This is one of the more attractive dudleyas we’re growing. Fat green leaves with bright red edges, and these spectacular bloom displays – as much for the red color of the bloom stalks as for the pale yellow flowers.
Dudleyas were named for famed Stanford forester (and botanist) William Russell Dudley.
Arctostaphylos densiflora “Howard McMinn” is a really nice, deeply-red-barked, twisted-branched medium-height California-native manzanita that has a large showing of pink-tinged bell-shaped blooms this time of year.
They are not to be used as a border plant, as they are only to be used as a centerpiece for a small garden. OK, you can also use them as a feature plant in a larger garden. And they can occasionally be brought indoors in colder areas to be a houseplant sitting in a very bright window, but never in a green pot. Mustard and Burnt Umber are the preferred pot colors.

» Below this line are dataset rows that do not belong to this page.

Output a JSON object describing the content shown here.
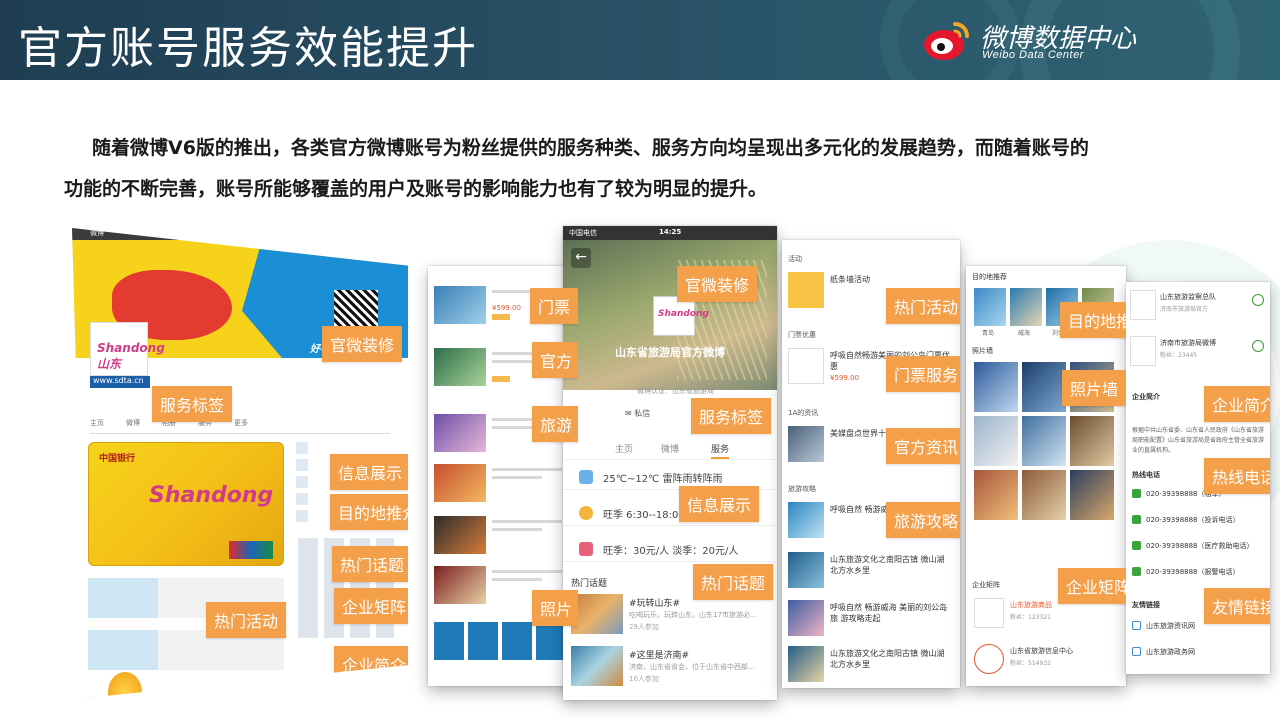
{
  "header": {
    "title": "官方账号服务效能提升",
    "brand_name": "微博数据中心",
    "brand_sub": "Weibo Data Center"
  },
  "intro": {
    "line1": "随着微博V6版的推出，各类官方微博账号为粉丝提供的服务种类、服务方向均呈现出多元化的发展趋势，而随着账号的",
    "line2": "功能的不断完善，账号所能够覆盖的用户及账号的影响能力也有了较为明显的提升。"
  },
  "colors": {
    "tag": "#f4a04a",
    "header": "#1f3e52"
  },
  "panel1": {
    "tags": [
      "官微装修",
      "服务标签",
      "信息展示",
      "目的地推介",
      "热门话题",
      "企业矩阵",
      "企业简介",
      "热门活动"
    ],
    "url": "www.sdta.cn",
    "slogan": "好客山东欢迎您",
    "logo": "Shandong 山东",
    "card_bank": "中国银行",
    "card_name": "Shandong"
  },
  "panel2": {
    "tags": [
      "门票",
      "官方",
      "旅游",
      "照片"
    ],
    "price": "¥599.00"
  },
  "panel3": {
    "carrier": "中国电信",
    "time": "14:25",
    "account_name": "山东省旅游局官方微博",
    "verify": "微博认证：山东省旅游局",
    "msg": "私信",
    "tabs": [
      "主页",
      "微博",
      "服务"
    ],
    "rows": [
      "25℃~12℃ 雷阵雨转阵雨",
      "旺季 6:30--18:00",
      "旺季：30元/人  淡季：20元/人"
    ],
    "topics_title": "热门话题",
    "topics": [
      {
        "title": "#玩转山东#",
        "sub": "吃喝玩乐，玩转山东。山东17市旅游必...",
        "count": "29人参加"
      },
      {
        "title": "#这里是济南#",
        "sub": "济南，山东省省会，位于山东省中西部...",
        "count": "16人参加"
      }
    ],
    "tags": [
      "官微装修",
      "服务标签",
      "信息展示",
      "热门话题"
    ]
  },
  "panel4": {
    "sections": [
      "活动",
      "门票优惠",
      "1A的资讯",
      "旅游攻略"
    ],
    "items": [
      {
        "title": "纸条墙活动",
        "price": ""
      },
      {
        "title": "呼吸自然畅游美丽的刘公岛门票优惠",
        "price": "¥599.00"
      },
      {
        "title": "美媒盘点世界十大文奇迹 中国3地",
        "price": ""
      },
      {
        "title": "呼吸自然 畅游威海旅 游攻略走起",
        "price": ""
      },
      {
        "title": "山东旅游文化之南阳古镇 微山湖北方水乡里",
        "price": ""
      },
      {
        "title": "呼吸自然 畅游威海 美丽的刘公岛旅 游攻略走起",
        "price": ""
      },
      {
        "title": "山东旅游文化之南阳古镇 微山湖北方水乡里",
        "price": ""
      }
    ],
    "tags": [
      "热门活动",
      "门票服务",
      "官方资讯",
      "旅游攻略"
    ]
  },
  "panel5": {
    "head": "目的地推荐",
    "places": [
      "青岛",
      "威海",
      "刘公岛",
      "济南"
    ],
    "photo_head": "照片墙",
    "corp_head": "企业矩阵",
    "corps": [
      {
        "title": "山东旅游商品",
        "sub": "粉丝：123321"
      },
      {
        "title": "山东省旅游信息中心",
        "sub": "粉丝：514932"
      }
    ],
    "tags": [
      "目的地推介",
      "照片墙",
      "企业矩阵"
    ]
  },
  "panel6": {
    "accounts": [
      {
        "title": "山东旅游监察总队",
        "sub": "济南市旅游局官方"
      },
      {
        "title": "济南市旅游局微博",
        "sub": "粉丝：23445"
      }
    ],
    "intro_head": "企业简介",
    "intro_text": "根据中共山东省委、山东省人民政府《山东省旅游局职能配置》山东省旅游局是省政府主管全省旅游业的直属机构。",
    "tel_head": "热线电话",
    "tels": [
      "020-39398888（租车）",
      "020-39398888（投诉电话）",
      "020-39398888（医疗救助电话）",
      "020-39398888（报警电话）"
    ],
    "link_head": "友情链接",
    "links": [
      "山东旅游资讯网",
      "山东旅游政务网"
    ],
    "tags": [
      "企业简介",
      "热线电话",
      "友情链接"
    ]
  }
}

They can also be bonsai’ed, but that will take a lot of work to reestablish and maintain.
Arctostaphylos “Austin Griffiths” is a really nice hybrid with gorgeous large leaves that gets 10 to 12 ft. tall – the perfect size for a Berkeley yard. Full bloom on these is a lot of flowers for a long time – 6 weeks or more. If you don’t like manzanitas in general, then this is not the plant for you. Hah! Everyone loves manzanitas!
Arctostaphylos “Sunset” has normal Manzanita flower clusters and pretty red berries in spring, if we ever get a real winter around these parts. I wonder what will happen berry-wise without rain. The birds will be hungry.